Rail: there is currently no rail traffic in Liberia.
Passenger Cars: Land travel outside of Monrovia is currently not recommended. Only a few main streets are paved. In the rainy season you have to count on impassable slopes, detours and delays are common. Right hand traffic. Frequent UN street posts. Buses, bush taxis and minibuses are the most popular means of transportation between the cities of Liberia. The main routes are used daily. Rental cars with and without a driver can be obtained from larger hotels in Monrovia. Documents: International driving license is recommended. A temporary driver’s license is issued upon presentation of the national driving license.
City traffic: Minibuses and taxis run in Monrovia.
Liberia – What to see
The capital of Liberia, Monrovia, is a coastal town on a narrow peninsula with many night clubs, restaurants and bars. Most of the infrastructure and sights were destroyed during the civil war, but the atmosphere of reconstruction made up for it. The Waterside Market is a fine example of colorful West African markets. North and south of the city, some beautiful beaches invite you to swim, including Silver Beach or St. Martins Beach.

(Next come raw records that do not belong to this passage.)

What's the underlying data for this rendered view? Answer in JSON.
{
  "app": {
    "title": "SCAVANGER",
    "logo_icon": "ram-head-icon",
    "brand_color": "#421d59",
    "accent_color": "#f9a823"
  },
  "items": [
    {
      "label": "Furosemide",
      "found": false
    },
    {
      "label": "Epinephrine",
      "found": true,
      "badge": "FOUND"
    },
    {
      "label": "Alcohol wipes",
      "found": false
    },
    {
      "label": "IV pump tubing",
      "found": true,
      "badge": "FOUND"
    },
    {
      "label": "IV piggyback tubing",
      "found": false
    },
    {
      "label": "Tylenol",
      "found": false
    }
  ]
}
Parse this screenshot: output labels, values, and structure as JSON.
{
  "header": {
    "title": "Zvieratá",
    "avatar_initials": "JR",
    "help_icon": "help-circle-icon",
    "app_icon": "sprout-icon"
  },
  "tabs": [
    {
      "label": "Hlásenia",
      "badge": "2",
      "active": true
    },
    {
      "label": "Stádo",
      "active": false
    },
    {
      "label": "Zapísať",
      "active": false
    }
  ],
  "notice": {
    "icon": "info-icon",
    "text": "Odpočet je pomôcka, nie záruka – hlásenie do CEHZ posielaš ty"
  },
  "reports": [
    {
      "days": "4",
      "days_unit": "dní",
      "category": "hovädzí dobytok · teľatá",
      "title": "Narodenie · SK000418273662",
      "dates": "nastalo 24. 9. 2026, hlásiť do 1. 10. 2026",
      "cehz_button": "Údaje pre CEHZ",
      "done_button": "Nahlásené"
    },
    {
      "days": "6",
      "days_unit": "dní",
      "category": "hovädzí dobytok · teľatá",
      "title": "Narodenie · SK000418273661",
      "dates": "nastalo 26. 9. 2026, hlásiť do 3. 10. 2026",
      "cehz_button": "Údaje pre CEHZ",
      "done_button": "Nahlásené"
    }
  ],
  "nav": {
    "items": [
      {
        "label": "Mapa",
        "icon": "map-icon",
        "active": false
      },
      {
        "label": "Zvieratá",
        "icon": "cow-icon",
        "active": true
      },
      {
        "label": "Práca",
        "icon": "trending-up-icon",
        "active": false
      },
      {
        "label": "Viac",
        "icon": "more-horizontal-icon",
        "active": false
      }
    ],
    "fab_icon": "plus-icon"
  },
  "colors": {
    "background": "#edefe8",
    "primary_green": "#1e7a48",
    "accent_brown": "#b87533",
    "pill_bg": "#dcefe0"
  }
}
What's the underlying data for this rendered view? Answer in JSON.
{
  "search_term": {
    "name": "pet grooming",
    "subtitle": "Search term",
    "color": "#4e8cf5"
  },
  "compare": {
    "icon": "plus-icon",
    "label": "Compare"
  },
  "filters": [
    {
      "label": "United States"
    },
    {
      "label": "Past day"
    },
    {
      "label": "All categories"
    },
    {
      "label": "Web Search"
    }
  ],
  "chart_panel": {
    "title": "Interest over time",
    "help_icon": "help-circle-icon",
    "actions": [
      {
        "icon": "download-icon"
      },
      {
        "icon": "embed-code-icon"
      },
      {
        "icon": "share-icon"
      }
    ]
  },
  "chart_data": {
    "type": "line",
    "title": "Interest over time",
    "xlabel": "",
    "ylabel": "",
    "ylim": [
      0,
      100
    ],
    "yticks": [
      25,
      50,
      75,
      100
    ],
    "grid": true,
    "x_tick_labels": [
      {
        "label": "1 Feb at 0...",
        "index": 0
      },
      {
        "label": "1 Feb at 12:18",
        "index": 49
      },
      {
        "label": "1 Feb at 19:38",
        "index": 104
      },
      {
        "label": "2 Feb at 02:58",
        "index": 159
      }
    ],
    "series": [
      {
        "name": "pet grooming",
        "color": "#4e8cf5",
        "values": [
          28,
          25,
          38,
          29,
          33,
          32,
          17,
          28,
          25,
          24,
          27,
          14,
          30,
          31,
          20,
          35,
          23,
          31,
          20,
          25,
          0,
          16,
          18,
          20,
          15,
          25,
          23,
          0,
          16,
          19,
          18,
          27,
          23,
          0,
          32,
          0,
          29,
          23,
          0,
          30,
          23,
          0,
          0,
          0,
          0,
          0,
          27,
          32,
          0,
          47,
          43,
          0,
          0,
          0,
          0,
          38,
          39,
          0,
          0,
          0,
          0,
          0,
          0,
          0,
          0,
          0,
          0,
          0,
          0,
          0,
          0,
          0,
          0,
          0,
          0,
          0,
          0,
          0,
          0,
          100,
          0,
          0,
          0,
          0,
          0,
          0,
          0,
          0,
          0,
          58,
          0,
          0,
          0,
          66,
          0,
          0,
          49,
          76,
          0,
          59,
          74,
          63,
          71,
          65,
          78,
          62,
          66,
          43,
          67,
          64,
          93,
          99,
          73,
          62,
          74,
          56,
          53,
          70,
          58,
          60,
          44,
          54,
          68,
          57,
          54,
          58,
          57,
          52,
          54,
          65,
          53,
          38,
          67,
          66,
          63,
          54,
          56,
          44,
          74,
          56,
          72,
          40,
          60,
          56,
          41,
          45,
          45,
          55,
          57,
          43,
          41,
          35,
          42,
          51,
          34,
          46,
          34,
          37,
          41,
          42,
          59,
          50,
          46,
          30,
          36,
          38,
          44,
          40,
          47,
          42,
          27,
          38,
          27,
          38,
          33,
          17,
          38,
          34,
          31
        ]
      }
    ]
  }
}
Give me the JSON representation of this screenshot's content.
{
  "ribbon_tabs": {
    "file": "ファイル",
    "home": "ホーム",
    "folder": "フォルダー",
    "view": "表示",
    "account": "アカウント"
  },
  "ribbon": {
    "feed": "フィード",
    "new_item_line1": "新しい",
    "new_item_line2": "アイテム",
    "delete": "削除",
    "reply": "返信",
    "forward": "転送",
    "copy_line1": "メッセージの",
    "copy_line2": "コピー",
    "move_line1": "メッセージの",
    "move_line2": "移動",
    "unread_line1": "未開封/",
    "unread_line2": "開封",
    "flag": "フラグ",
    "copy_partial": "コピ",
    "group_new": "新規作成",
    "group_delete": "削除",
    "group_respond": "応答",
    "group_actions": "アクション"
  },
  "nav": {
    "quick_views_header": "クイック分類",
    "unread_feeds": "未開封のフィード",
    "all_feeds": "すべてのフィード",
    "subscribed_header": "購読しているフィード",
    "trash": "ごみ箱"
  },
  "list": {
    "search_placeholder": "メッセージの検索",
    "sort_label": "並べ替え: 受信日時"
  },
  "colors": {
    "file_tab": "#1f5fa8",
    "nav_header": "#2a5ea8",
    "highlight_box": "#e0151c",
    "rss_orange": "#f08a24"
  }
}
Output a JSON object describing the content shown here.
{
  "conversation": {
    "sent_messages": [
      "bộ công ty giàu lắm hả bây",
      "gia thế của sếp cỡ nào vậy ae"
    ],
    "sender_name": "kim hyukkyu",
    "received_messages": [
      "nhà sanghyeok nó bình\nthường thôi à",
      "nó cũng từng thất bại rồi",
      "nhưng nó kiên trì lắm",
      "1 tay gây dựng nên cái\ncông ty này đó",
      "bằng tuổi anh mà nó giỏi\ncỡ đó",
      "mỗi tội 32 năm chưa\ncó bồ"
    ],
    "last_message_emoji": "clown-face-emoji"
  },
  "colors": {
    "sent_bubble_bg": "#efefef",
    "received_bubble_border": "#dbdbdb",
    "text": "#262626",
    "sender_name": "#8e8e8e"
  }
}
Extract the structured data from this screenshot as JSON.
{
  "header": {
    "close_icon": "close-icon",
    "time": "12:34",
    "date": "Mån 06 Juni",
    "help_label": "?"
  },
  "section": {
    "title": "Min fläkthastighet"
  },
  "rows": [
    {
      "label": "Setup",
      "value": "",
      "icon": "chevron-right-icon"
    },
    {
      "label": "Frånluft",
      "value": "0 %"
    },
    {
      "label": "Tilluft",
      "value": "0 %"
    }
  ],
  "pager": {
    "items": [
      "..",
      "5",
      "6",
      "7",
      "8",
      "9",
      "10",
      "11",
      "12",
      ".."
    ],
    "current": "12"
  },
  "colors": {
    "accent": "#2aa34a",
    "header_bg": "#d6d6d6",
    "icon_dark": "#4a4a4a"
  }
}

The Firestone rubber plantations, 50 km from Monrovia , were built in 1926 as the world’s first rubber plantations.
Lake Piso is 80 km from the capital and separates the mainland from Robertsport. Near the city are some of the most beautiful beaches in Liberia with very good surfing opportunities.
The Sapo National Park in Sinoe County is the biggest highlight in Liberia for nature lovers. In this national park you will find some of the last untouched rainforest areas in West Africa with many plants and animals (e.g. forest elephants, leopards and pygmy hippos). There are no organized tours to the park at the moment, but this will change in the foreseeable future.